Data for the left panel in Figure 7. The first column is the time t, the second is the nonoscillating part of the current, the third is the oscillating part of the current shown in the left panel of Figure 7, and the fourth is the total current.

Data for the right panel in Figure 7. The first column is T/2 and the second is the nonoscillating part of the current. The fit for the nonoscillating part of the current that was used is that it is equal to -0.000196001 + 0.000148282 T.

Mathematica Program for Figures 8 and 9.

The data for Figure 8 is in 10 files each of which contains data for a segment of a curve. See the Mathematica program for details. The files are

File 1,
File 2, File 3, File 4, File 5,
File 6, File 7, File 8,File 9,
File 10. The plot also contains a vertical line, a horizontal line, and x's where the complex turning points are.

The data for Figure 9 is in 16 files each of which contains data for a segment of a curve. See the Mathematica program for details. The files are
File 1,
File 2, File 3, File 4, File 5,
File 6,
File 10,
File 11,
File 12, File 13, File 14, File 15,
File 16, File 17, File 18,File 19. Note that files 7, 8, 9 generated by the Mathematica program were not used in the plot and some of the files had the vertical axis shifted by one or more multiples of pi when they were plotted. The plot also contains a vertical line, a horizontal line, and x's where the complex turning points are.
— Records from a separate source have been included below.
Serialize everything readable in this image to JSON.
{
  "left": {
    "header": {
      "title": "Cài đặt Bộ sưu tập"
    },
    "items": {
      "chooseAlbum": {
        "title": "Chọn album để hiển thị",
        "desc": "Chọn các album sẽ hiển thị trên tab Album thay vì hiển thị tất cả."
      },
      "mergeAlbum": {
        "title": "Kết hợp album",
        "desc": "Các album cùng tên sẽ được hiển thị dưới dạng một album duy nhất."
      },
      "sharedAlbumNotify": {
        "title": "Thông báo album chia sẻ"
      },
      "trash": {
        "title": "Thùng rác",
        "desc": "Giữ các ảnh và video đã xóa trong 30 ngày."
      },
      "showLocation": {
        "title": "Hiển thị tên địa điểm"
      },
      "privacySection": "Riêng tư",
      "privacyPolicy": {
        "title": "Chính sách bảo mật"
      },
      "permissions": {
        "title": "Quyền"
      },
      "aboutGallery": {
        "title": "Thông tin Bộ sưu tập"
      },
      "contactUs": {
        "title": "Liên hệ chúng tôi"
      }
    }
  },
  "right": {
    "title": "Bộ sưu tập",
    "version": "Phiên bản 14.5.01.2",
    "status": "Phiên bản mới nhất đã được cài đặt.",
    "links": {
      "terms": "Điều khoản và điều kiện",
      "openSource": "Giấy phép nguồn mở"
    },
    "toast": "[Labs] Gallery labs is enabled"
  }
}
Mathematica Program for Figure 10.

The data files for the curves in the plot are: particle number using first order WKB, particle number using second order WKB, superadiabatic particle number.

Fortran Program Used to generate data for Figure 11. Note that the program calls a subroutine odeint which comes from the book Numerical Recipes and which therefore cannot be given here. But any differential equation solver could be used to replace it. Here is a quadruple precision version.
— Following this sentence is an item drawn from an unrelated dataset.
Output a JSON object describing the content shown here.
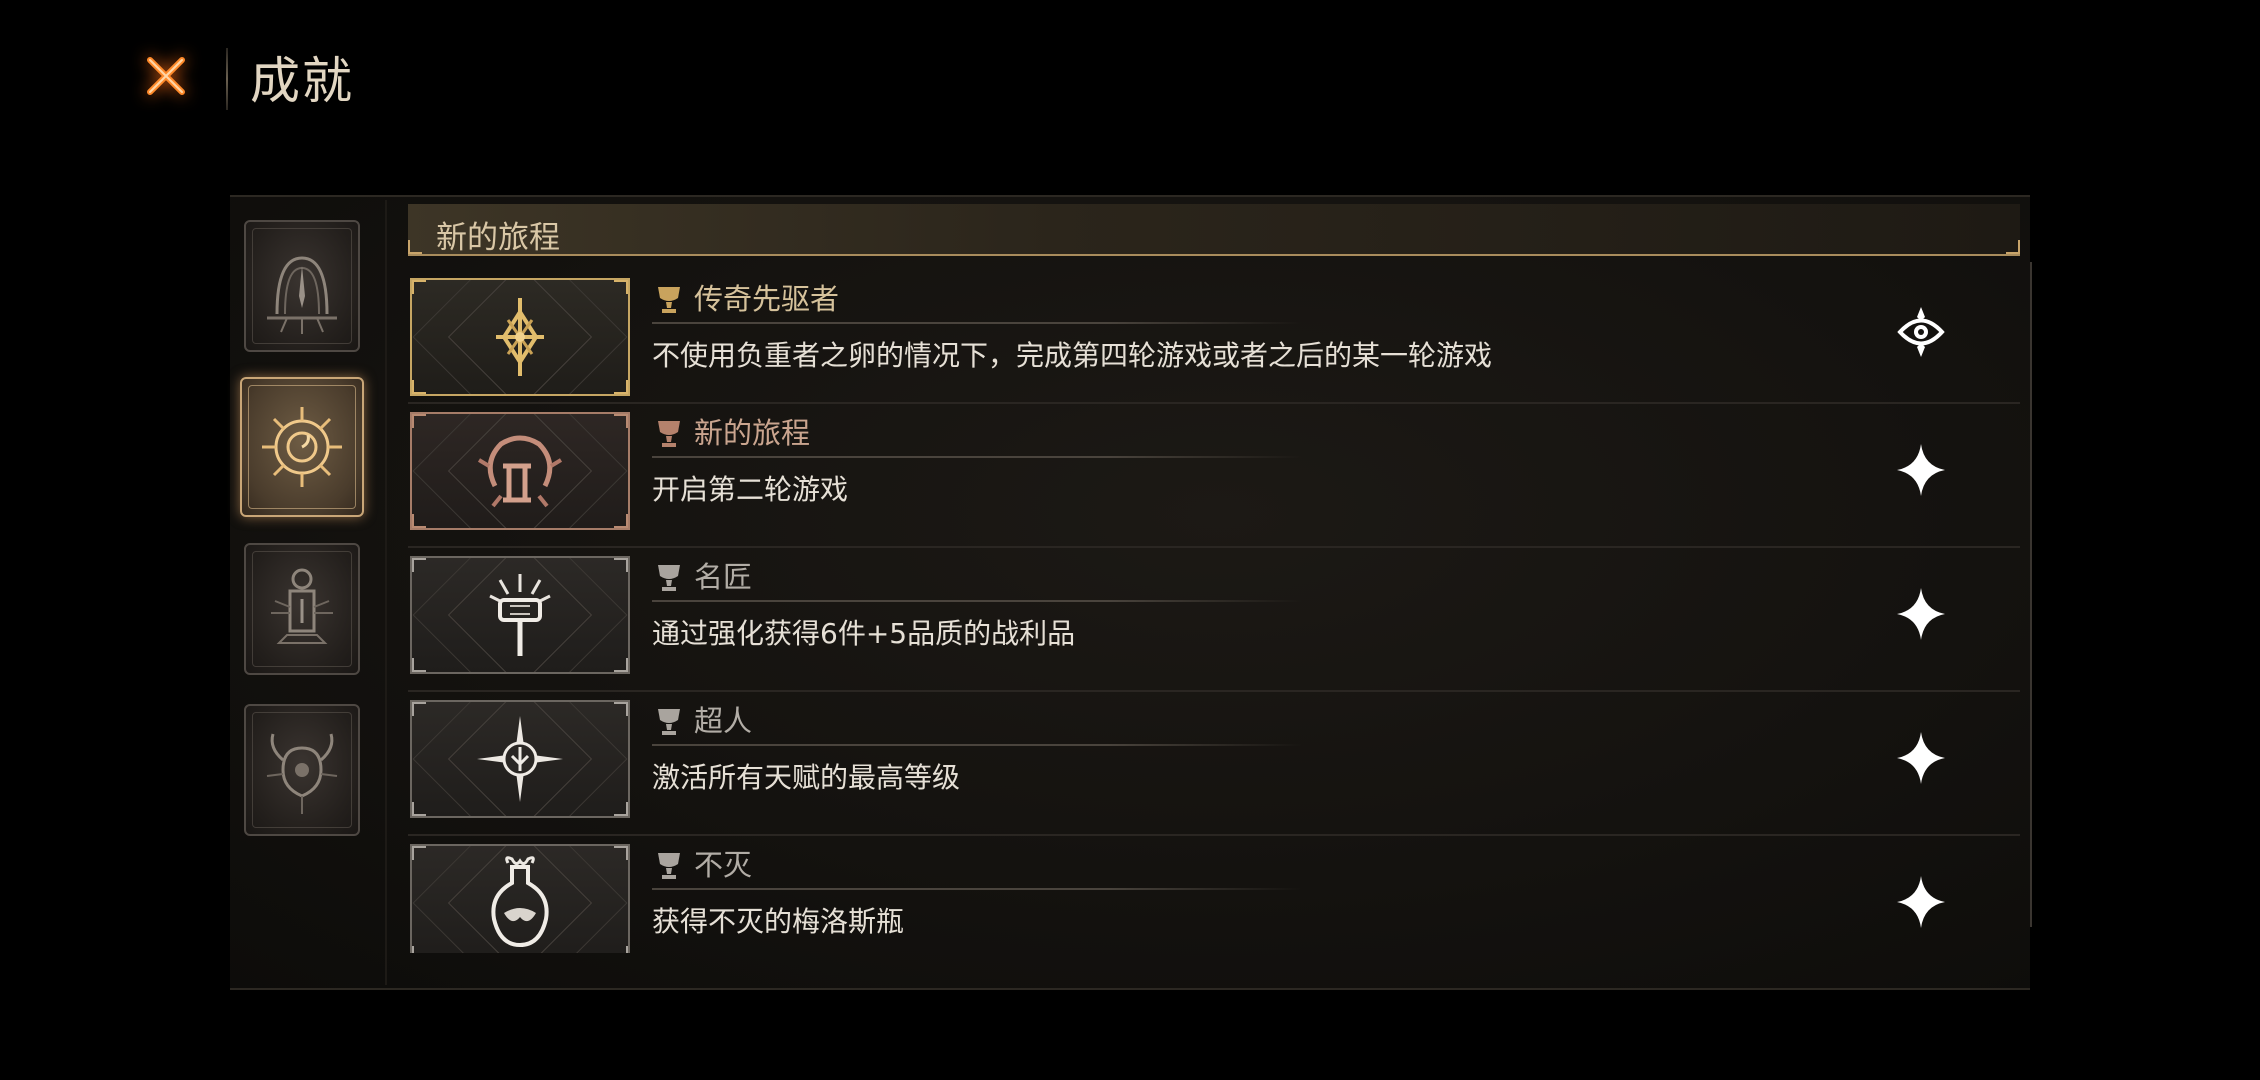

The data files for the curves in the plot are: T = 20, ,T = 40, and T=60 in terms of scaled variables.

Fortran Program Used to compute the Bogolubov coefficients for the two-parameter quasi-de Sitter profile

Data for Figures 12 and 13. The first column is the value of the scale factor at which the Bogolubov coefficients were computed by matching with the flat space mode functions. The second column is the time u at which the matching occurred. The next column is the value of k, then the zeroth order frequency Sqrt[k^2/a^2+m^2], followed by |B|^2, the integrand for the integral used to compute the rate, and the integrand for the integral used to compute the energy density of the field.
The third and fifth columns were plotted in Figure 12 and the third and sixth columns were plotted in Figure 13.
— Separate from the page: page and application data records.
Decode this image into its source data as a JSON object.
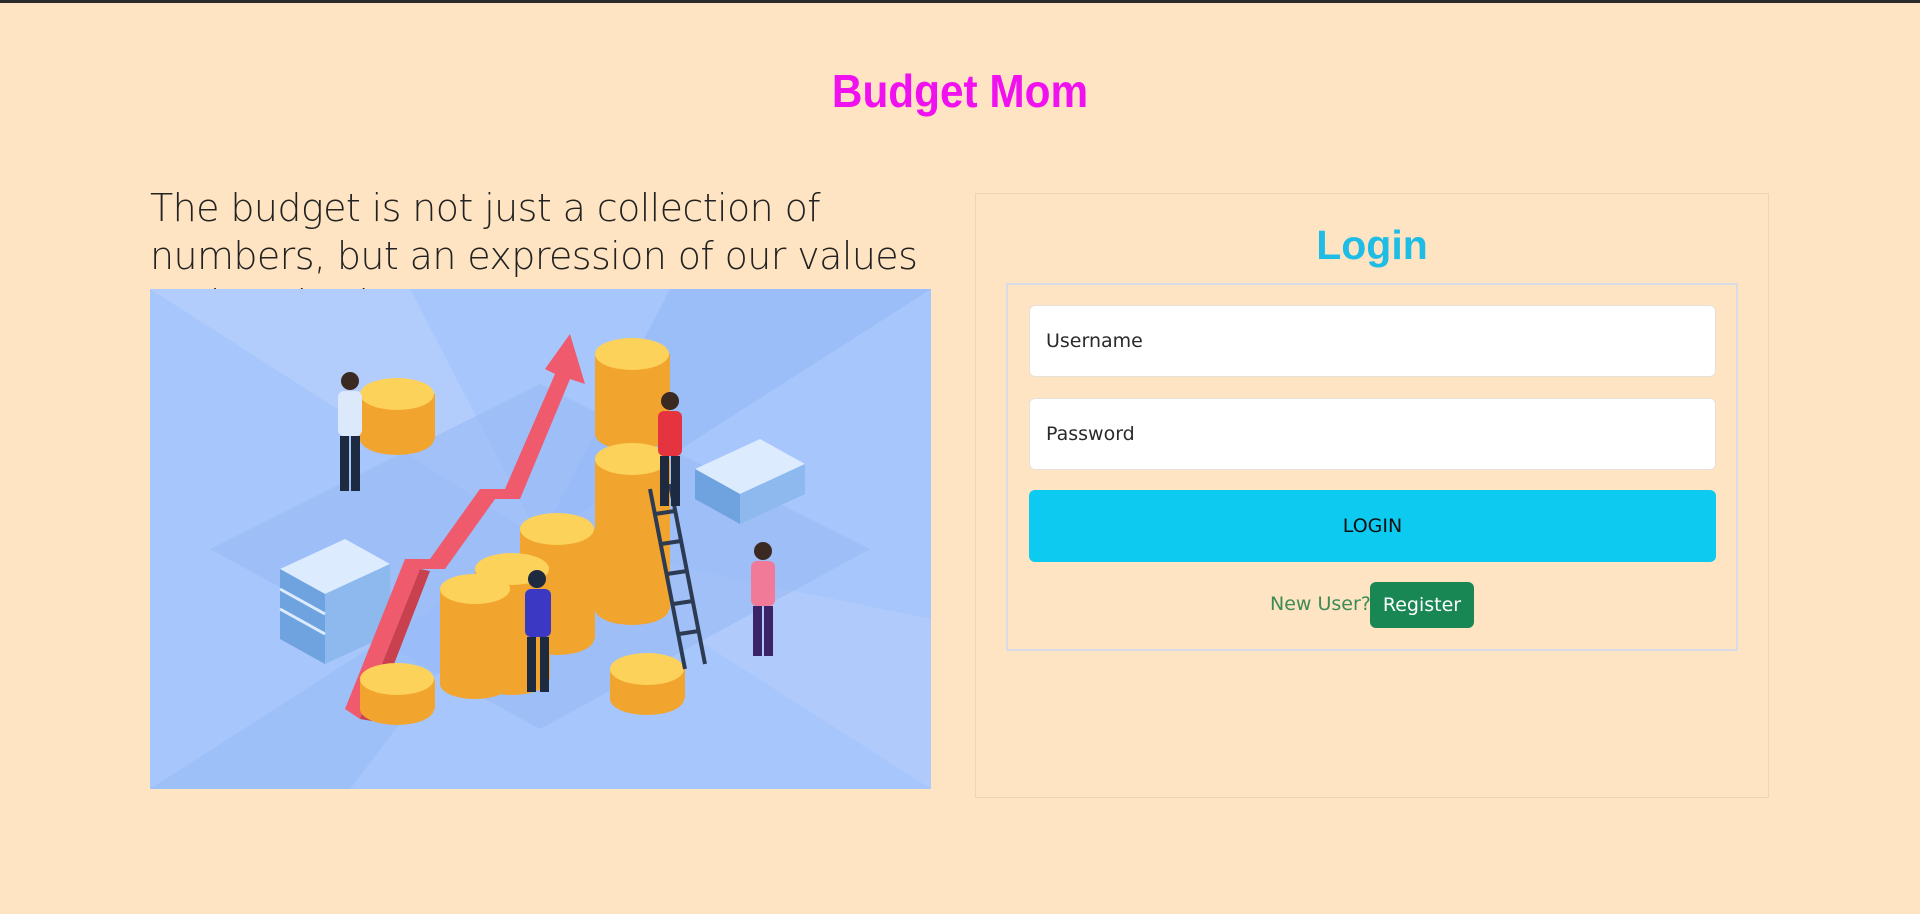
{
  "header": {
    "brand_title": "Budget Mom",
    "brand_color": "#F011F0"
  },
  "hero": {
    "quote": "The budget is not just a collection of numbers, but an expression of our values and aspirations.",
    "image_subject": "budget-growth-illustration"
  },
  "login": {
    "title": "Login",
    "username_placeholder": "Username",
    "password_placeholder": "Password",
    "login_button": "LOGIN",
    "new_user_text": "New User?",
    "register_button": "Register"
  },
  "colors": {
    "background": "#FEE4C2",
    "login_title": "#1FBCE6",
    "login_button": "#0DCAF0",
    "register_button": "#198754",
    "new_user_text": "#3C8A55"
  }
}
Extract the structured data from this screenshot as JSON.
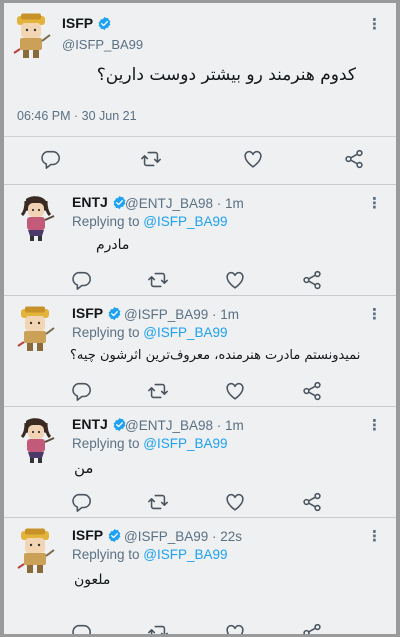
{
  "main_tweet": {
    "name": "ISFP",
    "handle": "@ISFP_BA99",
    "text": "کدوم هنرمند رو بیشتر دوست دارین؟",
    "timestamp": "06:46 PM · 30 Jun 21"
  },
  "replies": [
    {
      "name": "ENTJ",
      "meta": "@ENTJ_BA98 · 1m",
      "replying_prefix": "Replying to ",
      "replying_to": "@ISFP_BA99",
      "text": "مادرم"
    },
    {
      "name": "ISFP",
      "meta": "@ISFP_BA99 · 1m",
      "replying_prefix": "Replying to ",
      "replying_to": "@ISFP_BA99",
      "text": "نمیدونستم مادرت هنرمنده، معروف‌ترین اثرشون چیه؟"
    },
    {
      "name": "ENTJ",
      "meta": "@ENTJ_BA98 · 1m",
      "replying_prefix": "Replying to ",
      "replying_to": "@ISFP_BA99",
      "text": "من"
    },
    {
      "name": "ISFP",
      "meta": "@ISFP_BA99 · 22s",
      "replying_prefix": "Replying to ",
      "replying_to": "@ISFP_BA99",
      "text": "ملعون"
    }
  ],
  "colors": {
    "link": "#1da1f2",
    "muted": "#5b7083",
    "background": "#eef0f1"
  },
  "icons": [
    "reply-icon",
    "retweet-icon",
    "like-icon",
    "share-icon",
    "verified-icon",
    "more-icon"
  ]
}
The type of fortran program that converts the data into the scaled version which was used for Figures 14 and 15. More than one version of this program exists but they all have the same basic structure.

Figure 14: Data for the points for u1 = 50 and b = 0.1. Data for the points for u1 = 70 and b = 0.1.

Figure 15: Part of the data for b = 0.5. and Rest of the data for b = 0.05.
Part of the data for b = 0.1 and Rest of the data for b = 0.1.
Data for b = 0.2.

Fortran program used to generate data for Figures 16 and 17. Note that this program takes data generated using the program referenced above which is used to compute the Bogolubov coefficients for the two-parameter quasi-de Sitter profile and calculates the rate of vacuum decay which is plotted in Figure 16 and the expectation value of the energy density and pressure at late times when the expansion has effectively ceased. The oscillating part of the expectation value of the pressure is plotted in Figure 17.

Data for Figure 16.

Data for Figure 17. The first column is the time u, the second is the nonoscillating part of the pressure, the third part is the oscillating part of the pressure which is what is plotted in Figure 17, and the fourth column is the total pressure.